• _What needs to be done_:
Copy out, from the entries below, each line that holds the string "tasks".

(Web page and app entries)

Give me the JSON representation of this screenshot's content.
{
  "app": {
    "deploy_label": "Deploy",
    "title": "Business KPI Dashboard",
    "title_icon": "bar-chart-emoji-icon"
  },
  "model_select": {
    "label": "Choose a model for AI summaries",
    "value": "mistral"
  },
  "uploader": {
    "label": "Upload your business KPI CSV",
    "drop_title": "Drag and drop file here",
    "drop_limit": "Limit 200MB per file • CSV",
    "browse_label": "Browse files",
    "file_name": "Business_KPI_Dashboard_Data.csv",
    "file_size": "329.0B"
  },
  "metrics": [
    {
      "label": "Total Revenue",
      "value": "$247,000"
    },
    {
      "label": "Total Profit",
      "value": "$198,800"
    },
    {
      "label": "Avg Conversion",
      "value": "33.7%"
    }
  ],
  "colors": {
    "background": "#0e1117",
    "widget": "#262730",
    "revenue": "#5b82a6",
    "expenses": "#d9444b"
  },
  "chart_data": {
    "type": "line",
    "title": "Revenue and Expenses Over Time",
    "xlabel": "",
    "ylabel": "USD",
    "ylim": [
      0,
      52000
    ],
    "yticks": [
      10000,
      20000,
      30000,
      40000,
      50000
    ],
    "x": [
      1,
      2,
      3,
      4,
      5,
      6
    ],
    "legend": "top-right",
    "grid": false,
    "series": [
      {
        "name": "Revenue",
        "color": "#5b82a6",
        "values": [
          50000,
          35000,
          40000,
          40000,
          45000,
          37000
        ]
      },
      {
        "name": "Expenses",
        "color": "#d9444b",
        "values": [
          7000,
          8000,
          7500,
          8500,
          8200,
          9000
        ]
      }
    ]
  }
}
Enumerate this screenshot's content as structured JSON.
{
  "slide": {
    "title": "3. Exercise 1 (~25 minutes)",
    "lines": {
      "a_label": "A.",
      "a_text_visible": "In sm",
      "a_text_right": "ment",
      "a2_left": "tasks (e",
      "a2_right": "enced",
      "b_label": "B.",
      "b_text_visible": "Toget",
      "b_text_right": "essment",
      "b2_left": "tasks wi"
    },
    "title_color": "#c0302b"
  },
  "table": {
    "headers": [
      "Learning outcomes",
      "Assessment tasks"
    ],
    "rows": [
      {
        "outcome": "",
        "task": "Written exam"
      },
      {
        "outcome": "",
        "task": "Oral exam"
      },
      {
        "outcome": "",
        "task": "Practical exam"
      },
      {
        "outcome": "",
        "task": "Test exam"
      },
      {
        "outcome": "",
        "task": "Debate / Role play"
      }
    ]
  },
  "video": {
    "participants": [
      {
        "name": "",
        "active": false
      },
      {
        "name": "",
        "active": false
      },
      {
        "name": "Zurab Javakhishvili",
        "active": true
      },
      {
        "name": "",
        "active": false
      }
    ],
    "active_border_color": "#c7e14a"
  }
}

• _Result of the task_:
      "a2_left": "tasks (e",
      "b2_left": "tasks wi"
      "Assessment tasks"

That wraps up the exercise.